"I love you Dex, I really do. I just don't like you anymore."
One Day is filmed with a lot of beauty and manages to evoke plenty of emotion and heart, it’s just a shame that some of the character’s bring the whole ensemble down.
Based on David Nicholls best seller, One Day centres on the lives of Dexter Mayhew (Jim Sturgess) and Emma Morley (Anne Hathway) on the 15th July of each year. The first thing I will mention is that this book is by far my favourite of this year. It is so wonderfully written with very real, relatable characters that spark emotion at each turn. I obviously didn’t love the film in the same way, but nonetheless I very much enjoyed it.
Director Lone Scherfig managed to really capture the essence of the book, projecting the same heart that Nicholls created. The story itself is a genuinely original and beautiful idea. Seeing two friends live their lives through a series of portholes each year is a really clever way of shifting time but allowing us to still keep close and up to date with the characters relationship. Although Dexter and Emma deeply care for one another, their paths move in very different directions through the trials and tribulations of life. It is this turbulence that keeps up desperate for the characters to stay connected with each other. It’s an important empathetic aspect that the audience can’t help but feel which really allows us to deeply involve ourselves in both Emma and Dexter’s life. We need to possess this in order to gain the full impact of the film.
The acting is probably the worst part about this film. On the whole, Jim Sturgess did a fantastic job. He is a very attractive male and looks-wise is everything Dexter should be. I thought he played his part well, he was pompous and arrogant to start with which rightfully made us dislike his character, but later managed to mature into a character most women would love to have in their life. My only qualm with him would be the accent he put on in his younger years. He came across as an upper class snob which I felt didn’t particularly suit his character.
Anne Hathway however was something else.
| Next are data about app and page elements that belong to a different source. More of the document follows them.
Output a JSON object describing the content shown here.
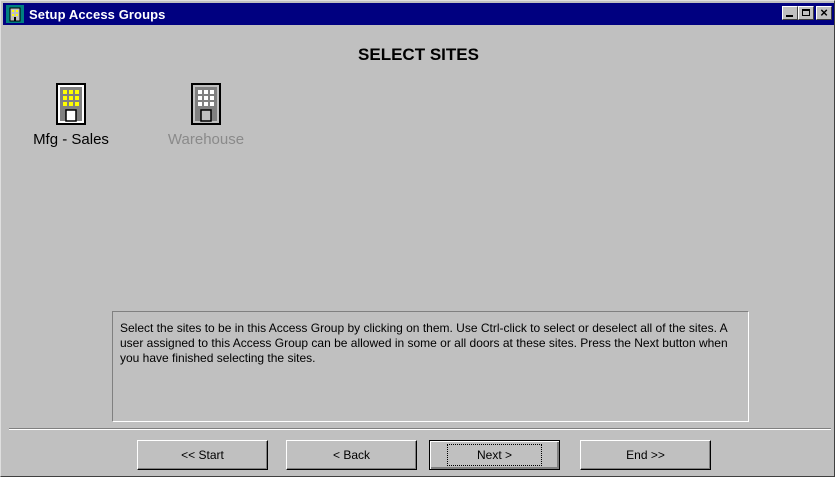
{
  "window": {
    "title": "Setup Access Groups",
    "icon": "building-app-icon",
    "controls": [
      "minimize",
      "maximize",
      "close"
    ]
  },
  "page": {
    "title": "SELECT SITES"
  },
  "sites": [
    {
      "label": "Mfg - Sales",
      "icon": "building-icon",
      "selected": true
    },
    {
      "label": "Warehouse",
      "icon": "building-icon",
      "selected": false
    }
  ],
  "instructions": "Select the sites to be in this Access Group by clicking on them.  Use Ctrl-click to select or deselect all of the sites.  A user assigned to this Access Group can be allowed in some or all doors at these sites.  Press the Next button when you have finished selecting the sites.",
  "buttons": {
    "start": "<< Start",
    "back": "< Back",
    "next": "Next >",
    "end": "End >>"
  },
  "colors": {
    "titlebar": "#000080",
    "face": "#c0c0c0",
    "disabled_text": "#8a8a8a"
  }
}
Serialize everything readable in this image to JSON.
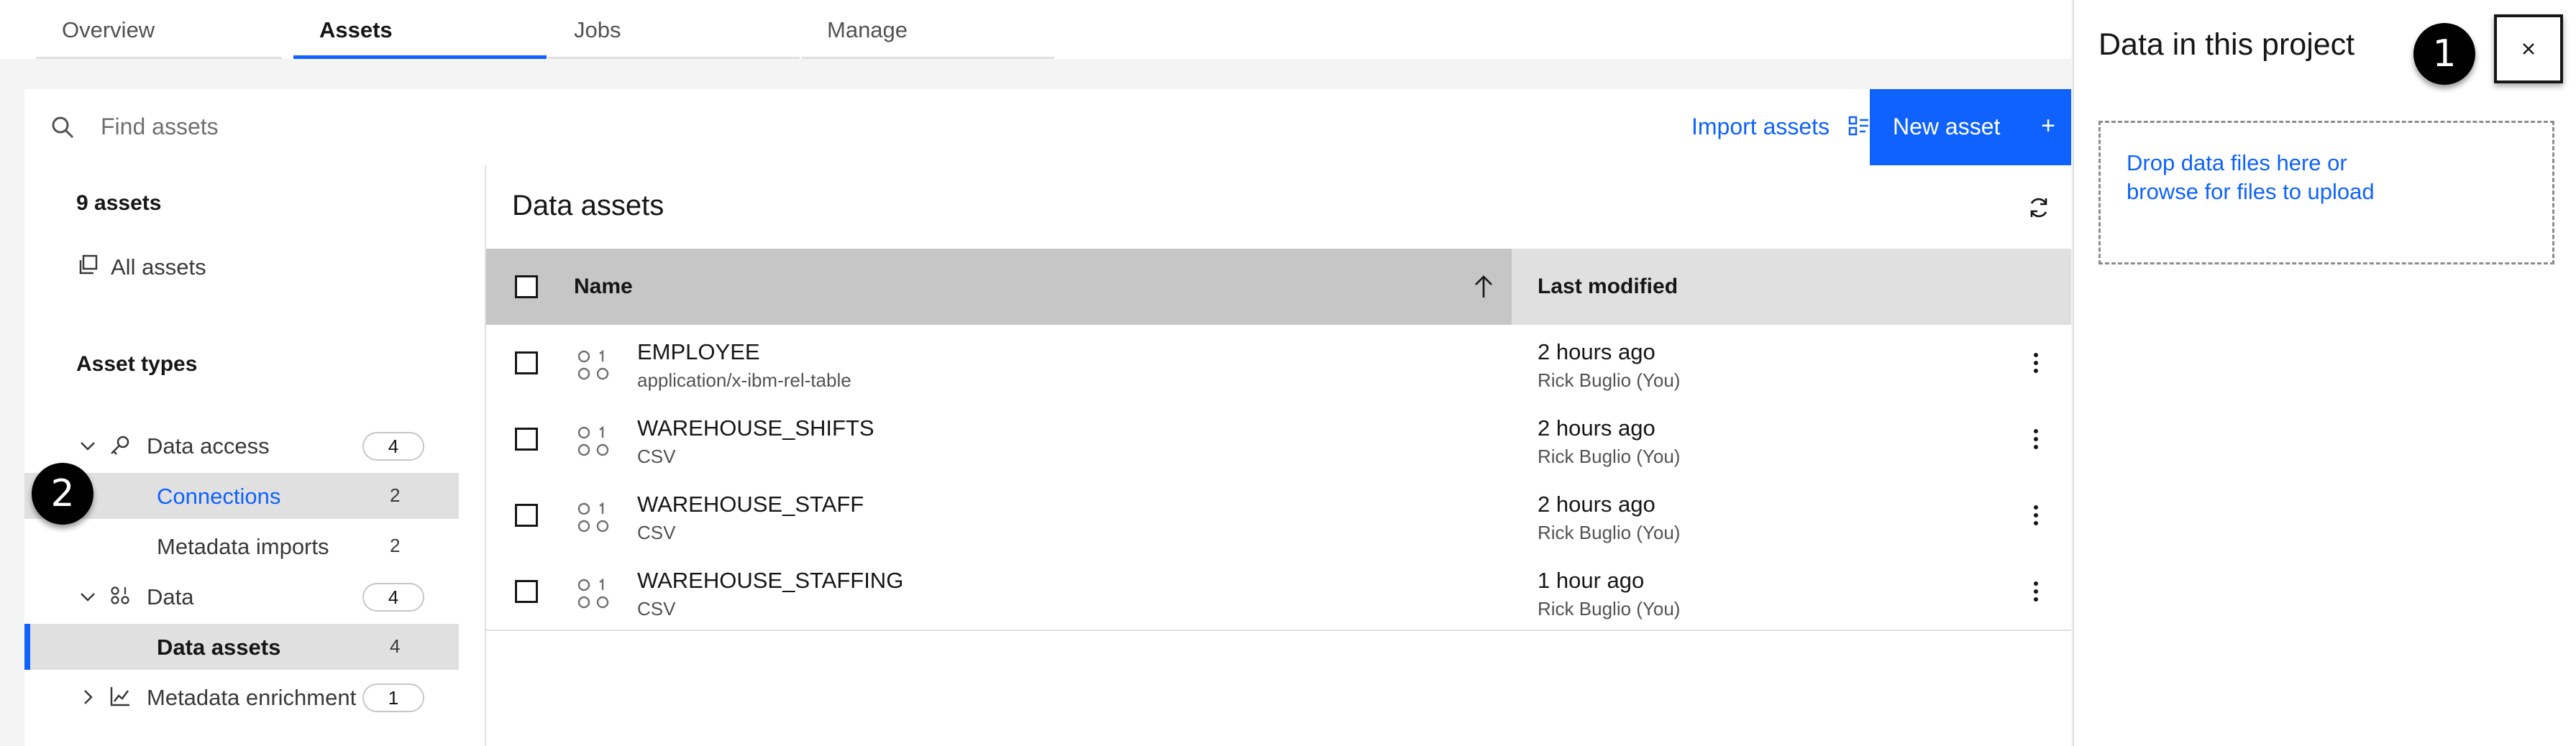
{
  "tabs": [
    {
      "label": "Overview",
      "active": false
    },
    {
      "label": "Assets",
      "active": true
    },
    {
      "label": "Jobs",
      "active": false
    },
    {
      "label": "Manage",
      "active": false
    }
  ],
  "search": {
    "placeholder": "Find assets",
    "icon": "search-icon"
  },
  "toolbar": {
    "import_label": "Import assets",
    "new_label": "New asset",
    "new_plus": "+"
  },
  "sidebar": {
    "count": "9 assets",
    "all_assets": "All assets",
    "asset_types_heading": "Asset types",
    "groups": [
      {
        "label": "Data access",
        "count": "4",
        "icon": "key-icon",
        "expanded": true,
        "items": [
          {
            "label": "Connections",
            "count": "2",
            "selected": false
          },
          {
            "label": "Metadata imports",
            "count": "2",
            "selected": false
          }
        ]
      },
      {
        "label": "Data",
        "count": "4",
        "icon": "data-icon",
        "expanded": true,
        "items": [
          {
            "label": "Data assets",
            "count": "4",
            "selected": true
          }
        ]
      },
      {
        "label": "Metadata enrichment",
        "count": "1",
        "icon": "chart-icon",
        "expanded": false,
        "items": []
      }
    ]
  },
  "main": {
    "title": "Data assets",
    "columns": {
      "name": "Name",
      "modified": "Last modified"
    },
    "rows": [
      {
        "name": "EMPLOYEE",
        "type": "application/x-ibm-rel-table",
        "modified": "2 hours ago",
        "who": "Rick Buglio (You)"
      },
      {
        "name": "WAREHOUSE_SHIFTS",
        "type": "CSV",
        "modified": "2 hours ago",
        "who": "Rick Buglio (You)"
      },
      {
        "name": "WAREHOUSE_STAFF",
        "type": "CSV",
        "modified": "2 hours ago",
        "who": "Rick Buglio (You)"
      },
      {
        "name": "WAREHOUSE_STAFFING",
        "type": "CSV",
        "modified": "1 hour ago",
        "who": "Rick Buglio (You)"
      }
    ]
  },
  "panel": {
    "title": "Data in this project",
    "close_label": "×",
    "drop_line1": "Drop data files here or",
    "drop_line2": "browse for files to upload"
  },
  "callouts": [
    "1",
    "2"
  ],
  "colors": {
    "accent": "#0f62fe",
    "selected_bg": "#e0e0e0",
    "header_bg": "#c6c6c6"
  }
}
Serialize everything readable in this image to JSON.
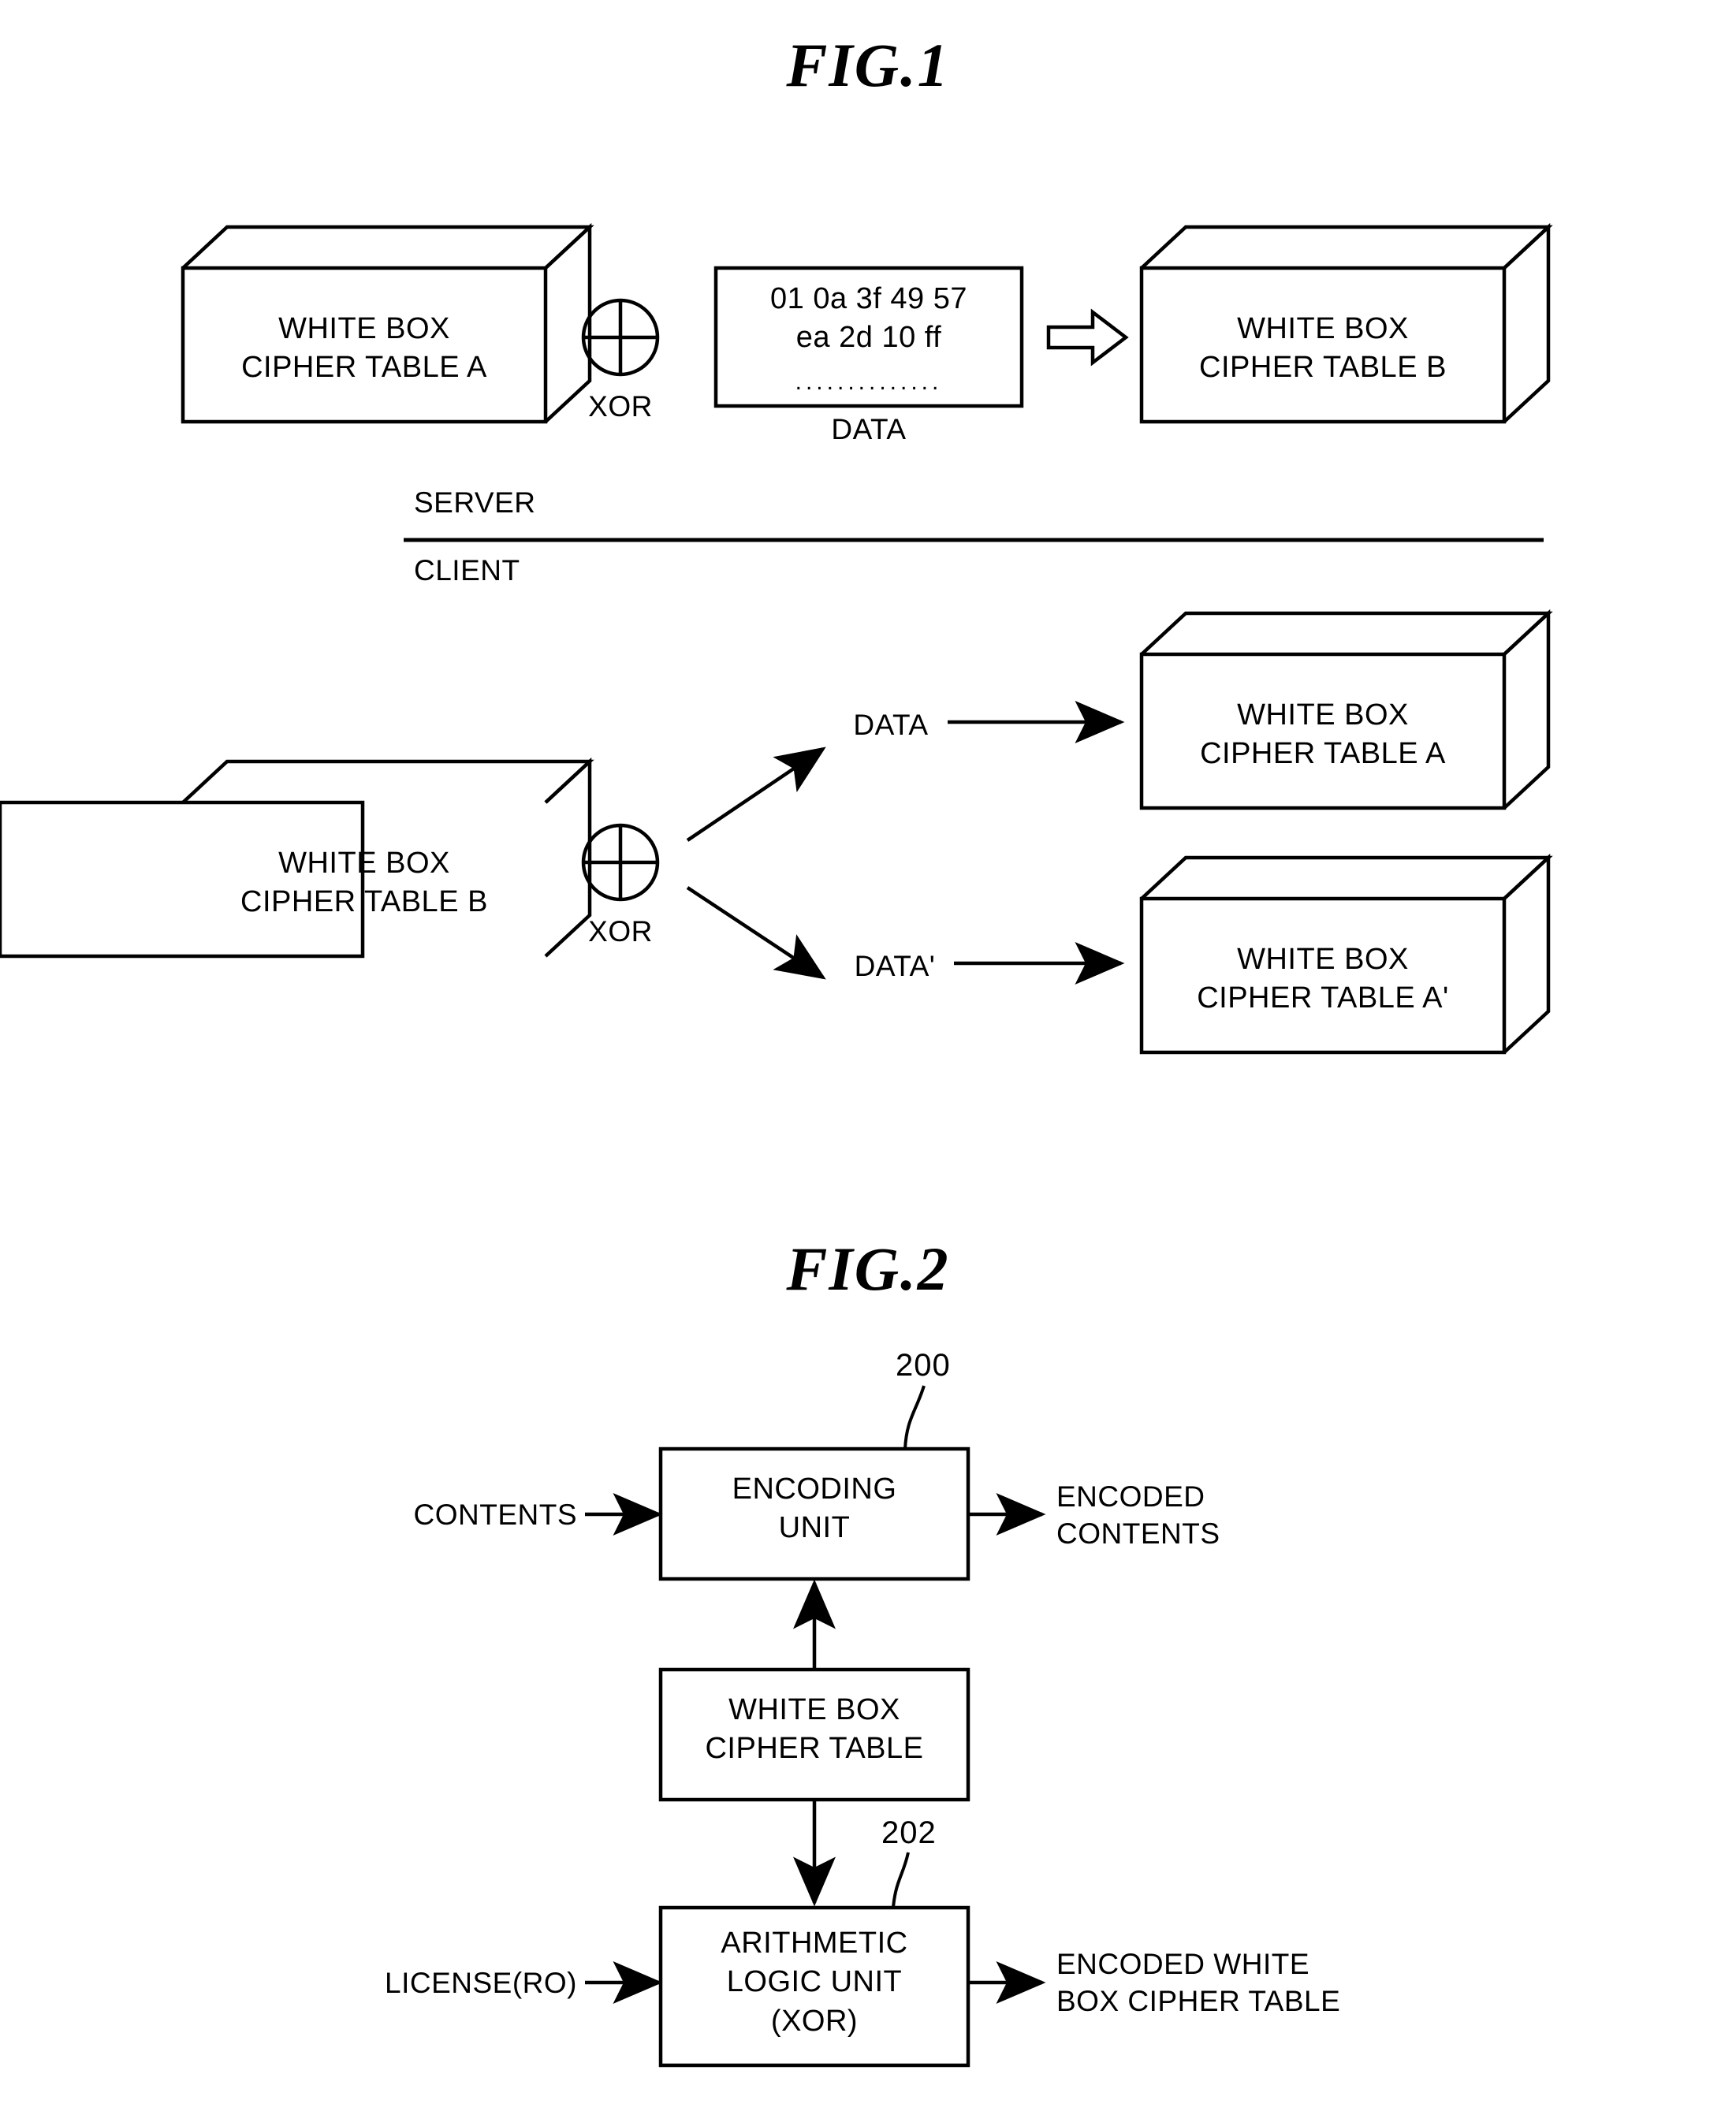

There is no way in hell this part should have been hers. Physically, she is everything Emma Morley should be and in hindsight, that is probably the only reason she got the role. Her attempt at a Yorkshire accent is possibly one of the worst things I have heard in my life. She starts off with a really posh southern accent with American twinges, and occasionally throws in a really broad Yorkshire sentence. It is physically impossible not to notice this and as a result is really distracting to the rest of her performance. This is such a big disappointment to me mainly because I related to Emma’s character so much in the book and completely loved her because of it, but I struggled to keep that same level of affection for her in the film because of Hathway. Why they couldn’t have cast a British actress I really don’t know.
Rafe Spall who played Ian Whitehead, Emma’s love interest, really surprised me. He really stood out above the rest with his genuinely great performacne. He was nothing like I had initially imagined him to be, but that didn’t seem to matter when watching the film because Spall managed to make Whitehead better.
I’ve got to give a lot of praise to make up team as well. The transformation they gave Dexter throughout the 23years was just brilliant. The change each year was subtle enough that it didn’t feel like a big deal but it effectively managed to demonstrate the state his life was in. As I’ve stated before, Jim Sturgess is a very attractive man, and for them to make him seem unappealing in a really slight way is truly remarkable.
The ending of the film is very true to the book. Although it didn’t spark as much emotion as the book (I sat and cried for 10minutes straight after I had finished it) it still generated a pretty hefty amount – my mascara stained tissue is proof of that! The ending moved me in a similar way to the book which in my experience of adaptations is a hard thing to recreate. I think a lot of the reason this adaptation felt like it worked, was because David Nicholls wrote the screenplay himself. I think that was a really smart move because he obviously knows the essence of the story more than anyone.
Whilst this isn’t your usual love story and probably will never make it into your favourites. It is still a very worthy effort. I really don’t think this will appeal to everyone but it won’t disappoint those who have read the book (shame the same can’t be said for PS I Love You and The Time Traveller’s Wife...) It’s an emotional story and one where you’re willing things to work out for the characters you like so much. A good effort by Scherfig and a good watch.